Wednesday, 16 April 2008

Top ten bad behaviours

E-learning vendors cause a lot of problems in the market – here are just ten of their most common faults.

1. Vendors’ definitions of e-learning are often misleading because they are devised to lend disproportionate importance to their own offers.

2. Vendors rarely know much about learning, yet profess to be experts in e-learning – they’re not.

3. Vendors’ simplistic understanding of learning leads to technology of limited value, missed opportunities, and poor e-learning implementations.

4. Vendors often claim to offer complete e-learning solutions, when in fact their core competence lies in just one part.

5. Vendors use technological jargon to mystify e-learning, when they should be trying to make it more accessible. “E-learning 2.0” is a term used by vendors to cover up their past failures, while offering the same products as before.

6. The benefits vendors claim for e-learning serve more to make the vendor’s business case than to identify real benefits for their clients (e.g., ‘scalability’ helps vendors target larger clients, but is meaningless for small-to-medium-sized clients).

7. Vendors typically just sell their products, rather than helping identify clients’ problems and finding solutions for them.

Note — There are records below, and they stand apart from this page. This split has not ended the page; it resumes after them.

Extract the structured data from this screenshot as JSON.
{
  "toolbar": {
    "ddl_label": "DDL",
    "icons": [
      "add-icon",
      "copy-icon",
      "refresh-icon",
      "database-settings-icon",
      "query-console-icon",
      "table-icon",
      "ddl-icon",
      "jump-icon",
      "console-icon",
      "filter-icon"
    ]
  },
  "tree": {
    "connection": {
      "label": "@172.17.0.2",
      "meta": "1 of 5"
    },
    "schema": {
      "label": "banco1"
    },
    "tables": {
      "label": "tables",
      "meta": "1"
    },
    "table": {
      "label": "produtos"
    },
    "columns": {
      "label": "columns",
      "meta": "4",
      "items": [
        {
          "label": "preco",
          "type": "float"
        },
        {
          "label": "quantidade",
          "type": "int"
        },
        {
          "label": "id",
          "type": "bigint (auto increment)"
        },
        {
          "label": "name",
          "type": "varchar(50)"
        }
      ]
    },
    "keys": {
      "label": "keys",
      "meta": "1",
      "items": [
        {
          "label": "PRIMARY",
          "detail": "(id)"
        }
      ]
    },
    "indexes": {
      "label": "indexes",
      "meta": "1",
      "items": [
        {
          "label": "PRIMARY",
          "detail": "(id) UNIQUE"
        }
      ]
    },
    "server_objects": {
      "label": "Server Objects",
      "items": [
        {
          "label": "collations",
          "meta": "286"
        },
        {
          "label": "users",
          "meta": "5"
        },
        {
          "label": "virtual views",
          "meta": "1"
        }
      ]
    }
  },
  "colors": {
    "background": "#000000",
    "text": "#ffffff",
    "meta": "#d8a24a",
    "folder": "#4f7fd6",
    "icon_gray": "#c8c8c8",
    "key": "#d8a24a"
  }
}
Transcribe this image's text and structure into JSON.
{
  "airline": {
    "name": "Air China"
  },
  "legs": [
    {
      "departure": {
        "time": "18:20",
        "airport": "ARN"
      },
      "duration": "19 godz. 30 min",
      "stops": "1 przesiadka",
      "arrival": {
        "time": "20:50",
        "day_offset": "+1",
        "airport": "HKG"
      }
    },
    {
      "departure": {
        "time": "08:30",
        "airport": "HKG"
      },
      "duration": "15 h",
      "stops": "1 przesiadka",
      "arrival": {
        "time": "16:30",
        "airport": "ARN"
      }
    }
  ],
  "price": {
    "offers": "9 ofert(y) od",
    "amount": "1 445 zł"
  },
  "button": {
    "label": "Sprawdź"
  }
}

8. Vendors tend to have a better understanding of technology issues but don’t share it in an open and honest way.

9. Vendors over-emphasise the importance of e-learning technology standards.

10. Vendors sometimes offer misleading price information, excluding items such as updates or expenses, which can be a high proportion of the client’s real costs.

Friday, 4 April 2008

They’re not listening

As I mentioned last month, I spent a few years at the eLearning Alliance mediating between vendors and their corporate clients, bringing together two different communities who spoke two different languages, and encouraging them to learn from each other. This experience left me with the conviction that a lot of the problems of e-learning are down to the vendors.

HR and training managers are rarely technology specialists, and often inexperienced buyers, and vendors have exploited this to win (short-term) business, at the expense of learning more about their clients’ needs and adjusting their offers accordingly.

This is a theme I shall explore in some detail in my forthcoming book, How to Implement Successful E-learning, so I don’t want to give away the farm right now. What I am prepared to say is that e-learning vendors, on the whole, have misunderstood and underestimated what is involved in learning, and so have failed to take advantage of huge potential in the market. They have frequently opted for quick fixes rather than best solutions.

And this has been a causal factor in poor e-learning programmes and thus widespread learner dissatisfaction with e-learning.

Vendors need to re-examine what learning and development is about, and re-think what sort of technology tools they can offer to facilitate it. This is enlightened self-interest, as those who don’t will hasten their own demise.